Boomers are reportedly more concerned with money and willing to spend more of their disposable income on products and entertainment than previous generations (Whitbourne and Willis, 2006). Unlike the generations that sandwich them, Boomers report placing high value on work and generally receive high levels of job satisfaction from it (Rhodes, 1983). Boomers' upbringing was set in a traditional home life where variation was minimized in public and self-esteem and idealism were instilled. Boomers report feeling a sense of drive and dedication in the workplace stemming from their belief in their capabilities to change the world (Cordeniz, 2002). This notion of bucking the status quo credits Boomers with launching change agent societal movements from the war and civil rights protests of the 1960s to the drug culture and rock and roll era of the 1970s and 1980s (Kahlert, 1999).
Generation X. Also referred to as Gen X or GenXers, those born between 1965 and 1976 currently comprise only 17% of the US population and approximately 22% of the US workforce. Gen X is a generation of nearly 49 million of the best-educated and most technologically advanced individuals in US history (Reynolds, 2004, US Census, 2009). General values viewed most important by GenXers are a sense of belonging/ teamwork, ability to learn new things, autonomy, and entrepreneurship (Hornblower, 1997; Ramo, 1997; Tulgan, 1995; Hornbostel, et. al, 2011). GenXers strive for authority, independence, and a voice in decision-making (Jennings, 2000). Hornblower (1997) found GenXers to be more competitive, risktaking and success-minded than Boomers. The small size of this generation as compared to those that surround it, accentuates this risk acceptance by limiting competition and fear of failure.
Speaking at the 2004 Annual Convention of the American Banking Association, Greg Churchman, a retention strategist specializing in generational differences among GenXers said, "People tend to leave when they are not challenged and see no prospects for growth. Salary and benefits are important, but are not usually the top priority" (Churchman, 2004, p. 12). He outlines four important traits employers should know about their Gen X employees: "Time is more important to them than money, over 70% plan to own their own business", (Churchman, 2004, p. 12).
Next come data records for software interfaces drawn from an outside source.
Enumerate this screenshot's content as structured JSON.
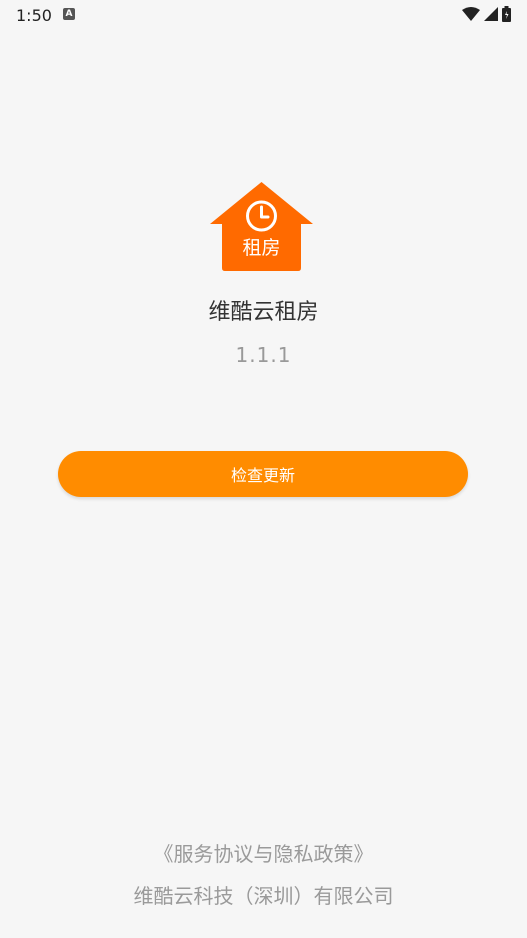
{
  "status_bar": {
    "time": "1:50",
    "notification_icon_letter": "A",
    "icons": [
      "wifi-icon",
      "signal-icon",
      "battery-icon"
    ]
  },
  "app": {
    "logo_text": "租房",
    "name": "维酷云租房",
    "version": "1.1.1"
  },
  "update_button": {
    "label": "检查更新"
  },
  "footer": {
    "agreement": "《服务协议与隐私政策》",
    "company": "维酷云科技（深圳）有限公司"
  },
  "colors": {
    "accent": "#ff8c00",
    "logo_orange": "#ff6a00",
    "background": "#f6f6f6"
  }
}
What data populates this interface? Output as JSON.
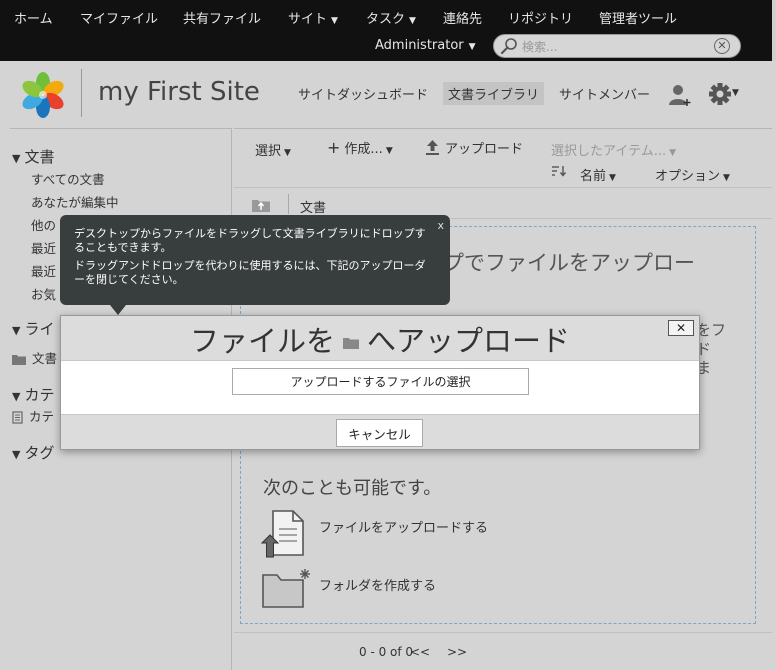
{
  "topnav": {
    "items": [
      "ホーム",
      "マイファイル",
      "共有ファイル",
      "サイト",
      "タスク",
      "連絡先",
      "リポジトリ",
      "管理者ツール"
    ],
    "user": "Administrator",
    "search_placeholder": "検索..."
  },
  "site": {
    "title": "my First Site",
    "nav": [
      "サイトダッシュボード",
      "文書ライブラリ",
      "サイトメンバー"
    ],
    "active_nav": "文書ライブラリ"
  },
  "sidebar": {
    "documents_head": "文書",
    "documents_items": [
      "すべての文書",
      "あなたが編集中",
      "他の",
      "最近",
      "最近",
      "お気"
    ],
    "library_head": "ライ",
    "library_item": "文書",
    "categories_head": "カテ",
    "categories_item": "カテ",
    "tags_head": "タグ"
  },
  "toolbar": {
    "select": "選択",
    "create": "作成...",
    "upload": "アップロード",
    "selected_items": "選択したアイテム...",
    "sort_name": "名前",
    "options": "オプション"
  },
  "path": {
    "label": "文書"
  },
  "dropzone": {
    "title": "ロップでファイルをアップロー",
    "side_text_1": "をフ",
    "side_text_2": "ド",
    "side_text_3": "ま",
    "also_title": "次のことも可能です。",
    "upload_action": "ファイルをアップロードする",
    "folder_action": "フォルダを作成する"
  },
  "pagination": {
    "info": "0 - 0 of 0",
    "prev": "<<",
    "next": ">>"
  },
  "tooltip": {
    "line1": "デスクトップからファイルをドラッグして文書ライブラリにドロップすることもできます。",
    "line2": "ドラッグアンドドロップを代わりに使用するには、下記のアップローダーを閉じてください。",
    "close": "x"
  },
  "dialog": {
    "title_part1": "ファイルを",
    "title_part2": "へアップロード",
    "close": "✕",
    "select_files": "アップロードするファイルの選択",
    "cancel": "キャンセル"
  },
  "colors": {
    "topbar_bg": "#111111",
    "page_bg": "#d4d4d4",
    "tooltip_bg": "#383d3d",
    "dropzone_border": "#7fa6c8"
  }
}
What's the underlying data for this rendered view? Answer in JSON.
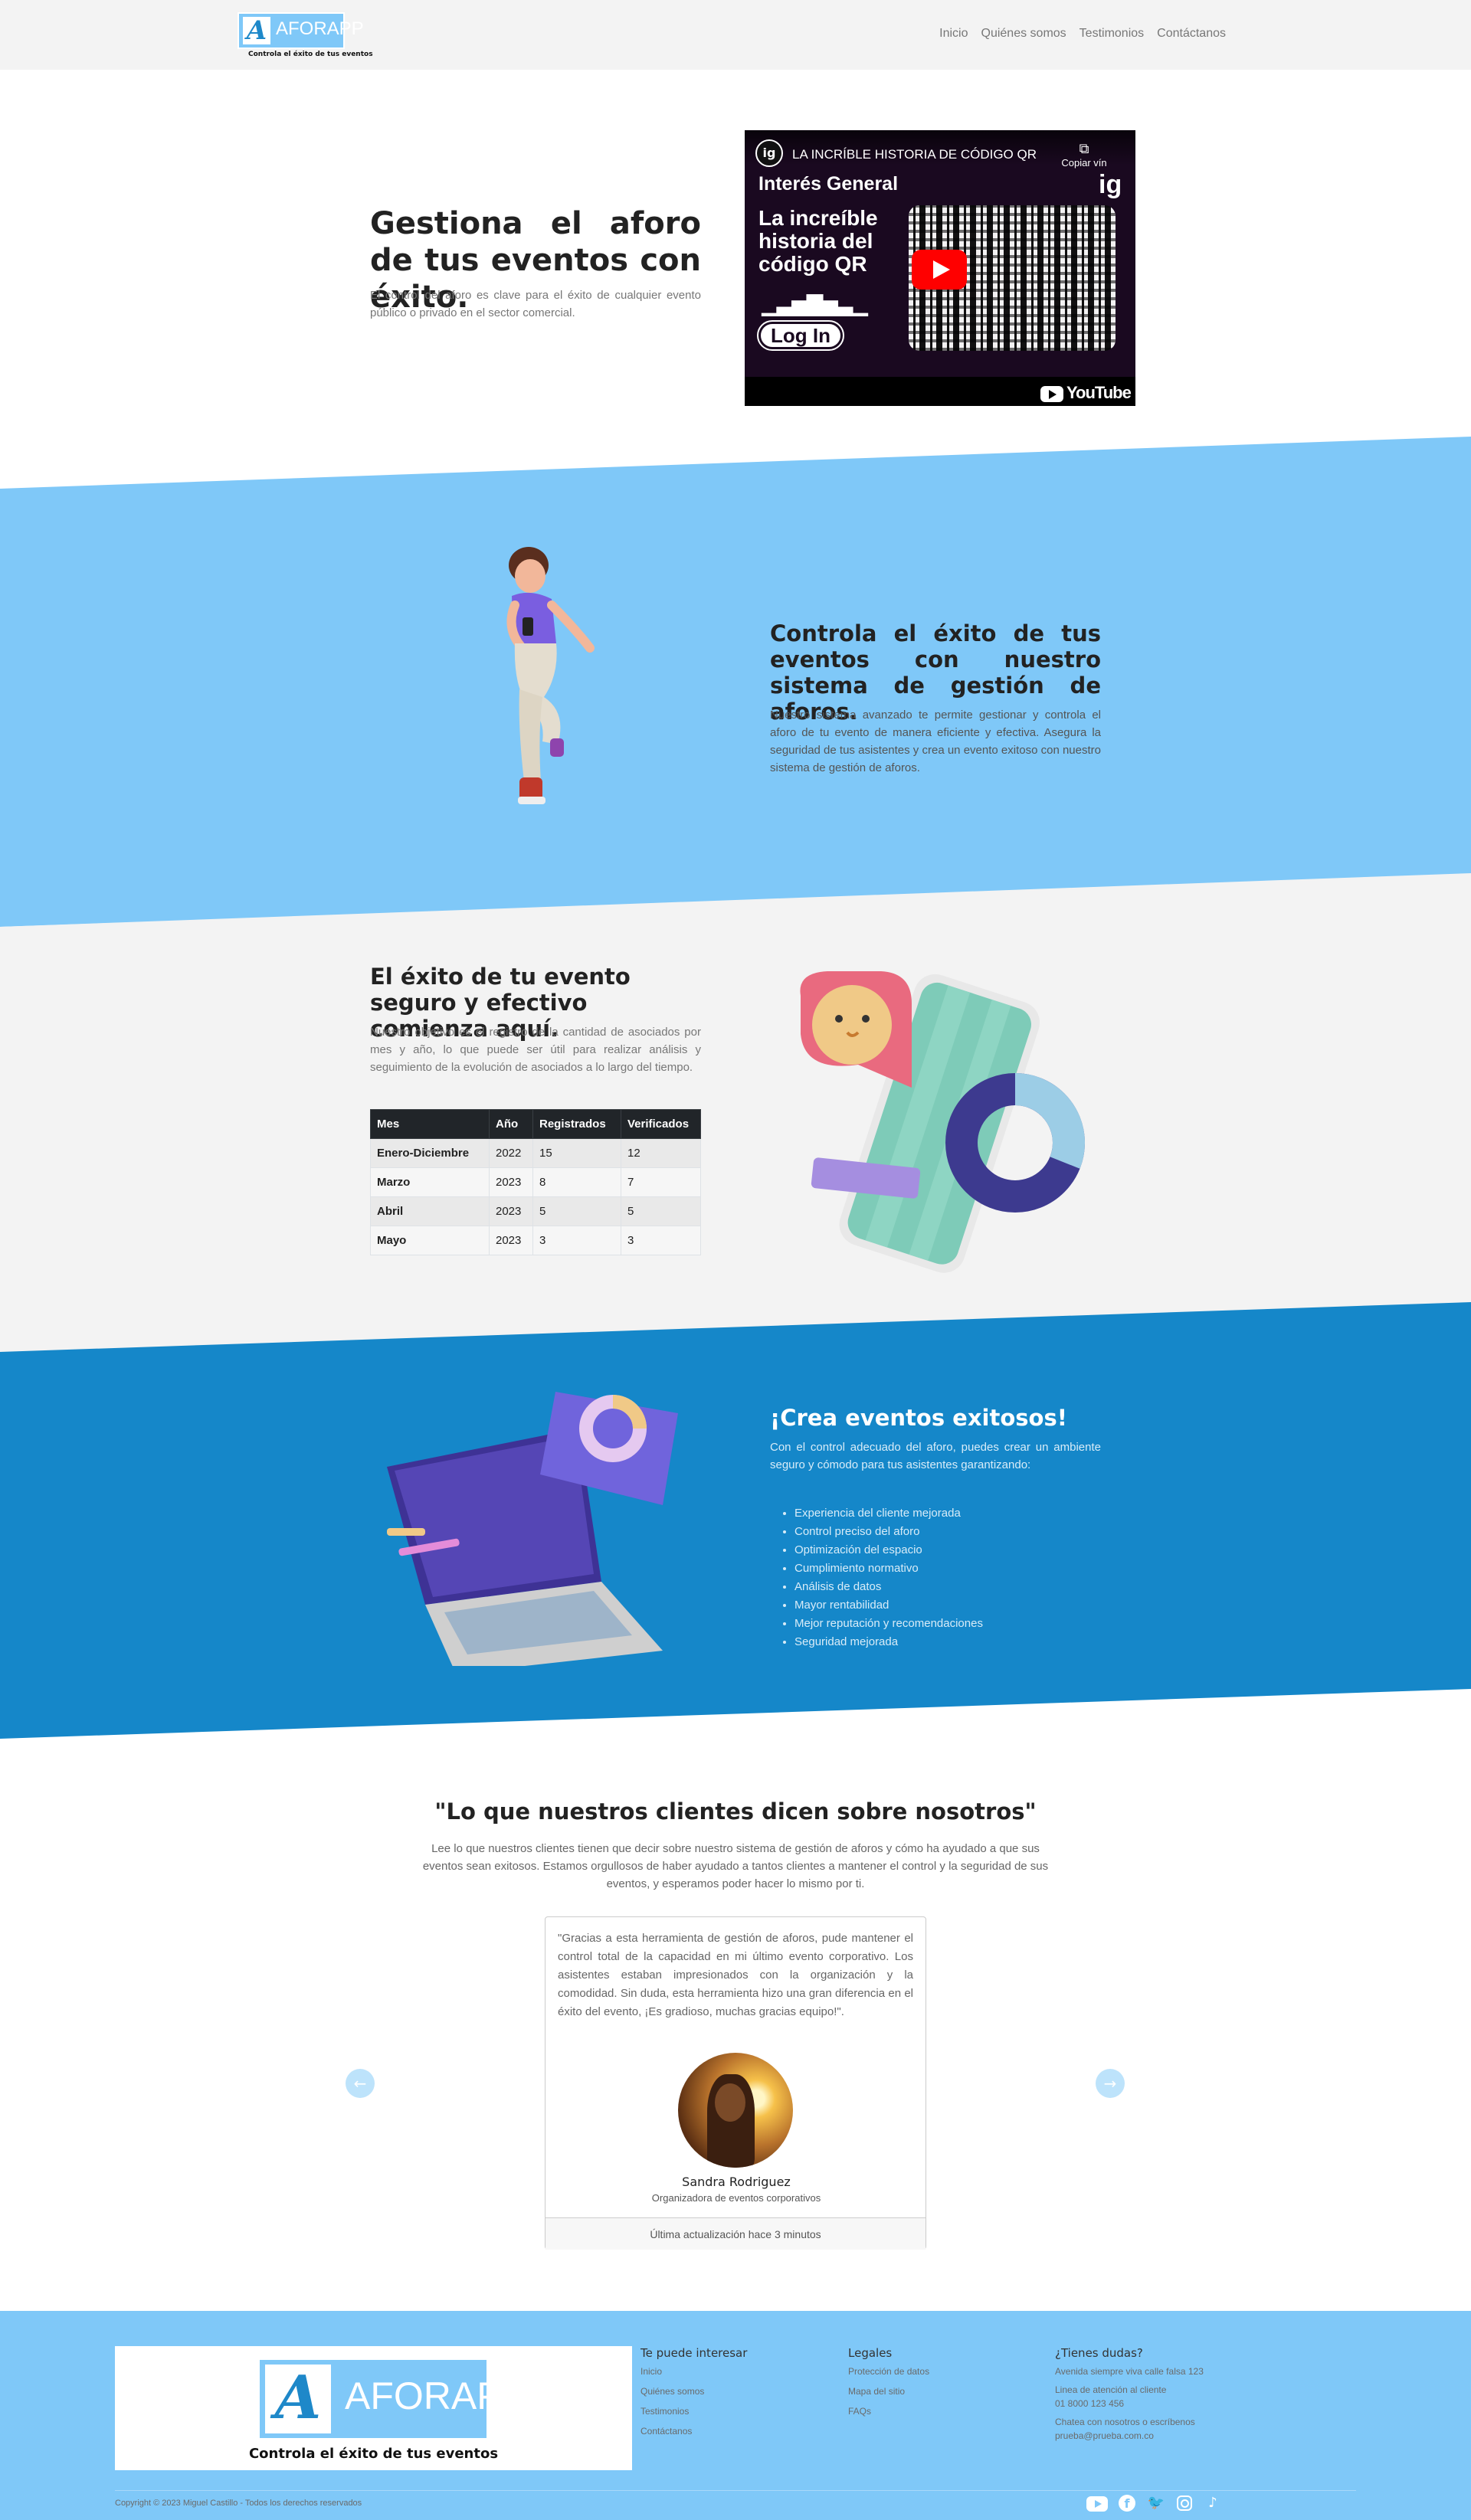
{
  "brand": {
    "logo_letter": "A",
    "logo_word": "AFORAPP",
    "logo_tagline": "Controla el éxito de tus eventos",
    "colors": {
      "light_blue": "#7fc8f8",
      "blue": "#1587c9",
      "grey": "#f3f3f3",
      "dark": "#212529"
    }
  },
  "nav": {
    "items": [
      "Inicio",
      "Quiénes somos",
      "Testimonios",
      "Contáctanos"
    ]
  },
  "hero": {
    "title": "Gestiona el aforo de tus eventos con éxito.",
    "text": "El control del aforo es clave para el éxito de cualquier evento público o privado en el sector comercial.",
    "video": {
      "channel_icon": "ig",
      "title": "LA INCRÍBLE HISTORIA DE CÓDIGO QR",
      "copy_label": "Copiar vín",
      "watermark": "ig",
      "channel_name": "Interés General",
      "headline": "La increíble historia del código QR",
      "login_label": "Log In",
      "youtube_label": "YouTube"
    }
  },
  "section2": {
    "title": "Controla el éxito de tus eventos con nuestro sistema de gestión de aforos.",
    "text": "Nuestro sistema avanzado te permite gestionar y controla el aforo de tu evento de manera eficiente y efectiva. Asegura la seguridad de tus asistentes y crea un evento exitoso con nuestro sistema de gestión de aforos."
  },
  "section3": {
    "title": "El éxito de tu evento seguro y efectivo comienza aquí.",
    "text": "Nuestro objetivo es el registro de la cantidad de asociados por mes y año, lo que puede ser útil para realizar análisis y seguimiento de la evolución de asociados a lo largo del tiempo.",
    "table": {
      "headers": [
        "Mes",
        "Año",
        "Registrados",
        "Verificados"
      ],
      "rows": [
        [
          "Enero-Diciembre",
          "2022",
          "15",
          "12"
        ],
        [
          "Marzo",
          "2023",
          "8",
          "7"
        ],
        [
          "Abril",
          "2023",
          "5",
          "5"
        ],
        [
          "Mayo",
          "2023",
          "3",
          "3"
        ]
      ]
    }
  },
  "section4": {
    "title": "¡Crea eventos exitosos!",
    "text": "Con el control adecuado del aforo, puedes crear un ambiente seguro y cómodo para tus asistentes garantizando:",
    "list": [
      "Experiencia del cliente mejorada",
      "Control preciso del aforo",
      "Optimización del espacio",
      "Cumplimiento normativo",
      "Análisis de datos",
      "Mayor rentabilidad",
      "Mejor reputación y recomendaciones",
      "Seguridad mejorada"
    ]
  },
  "testimonials": {
    "title": "\"Lo que nuestros clientes dicen sobre nosotros\"",
    "text": "Lee lo que nuestros clientes tienen que decir sobre nuestro sistema de gestión de aforos y cómo ha ayudado a que sus eventos sean exitosos. Estamos orgullosos de haber ayudado a tantos clientes a mantener el control y la seguridad de sus eventos, y esperamos poder hacer lo mismo por ti.",
    "card": {
      "quote": "\"Gracias a esta herramienta de gestión de aforos, pude mantener el control total de la capacidad en mi último evento corporativo. Los asistentes estaban impresionados con la organización y la comodidad. Sin duda, esta herramienta hizo una gran diferencia en el éxito del evento, ¡Es gradioso, muchas gracias equipo!\".",
      "name": "Sandra Rodriguez",
      "role": "Organizadora de eventos corporativos",
      "updated": "Última actualización hace 3 minutos"
    },
    "prev_icon": "arrow-left-icon",
    "next_icon": "arrow-right-icon"
  },
  "footer": {
    "col1": {
      "title": "Te puede interesar",
      "links": [
        "Inicio",
        "Quiénes somos",
        "Testimonios",
        "Contáctanos"
      ]
    },
    "col2": {
      "title": "Legales",
      "links": [
        "Protección de datos",
        "Mapa del sitio",
        "FAQs"
      ]
    },
    "col3": {
      "title": "¿Tienes dudas?",
      "address": "Avenida siempre viva calle falsa 123",
      "phone_label": "Linea de atención al cliente",
      "phone": "01 8000 123 456",
      "chat_label": "Chatea con nosotros o escríbenos",
      "email": "prueba@prueba.com.co"
    },
    "copyright": "Copyright © 2023 Miguel Castillo - Todos los derechos reservados",
    "socials": [
      "youtube-icon",
      "facebook-icon",
      "twitter-icon",
      "instagram-icon",
      "tiktok-icon"
    ]
  }
}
Millennial At nearly 80 million, Generation Y or the Millennial generation is the second-largest generation cohort behind only the Boomers and already represent 40% of the US workforce and growing. Although disputed slightly, this generation is widely accepted to be born between 1977 and 1997. They are found to have high idealism and relativism and a greater propensity for servant leadership traits. They are also highly individual, valuing their own variation but also more accepting of others variations as well (VanMeter et. al, 2013). In the workplace, Millennial hold expectations of constant communication even with those in authority and flexibility to accommodate their work-life balance (Carless and Wintle, 2007; Smola...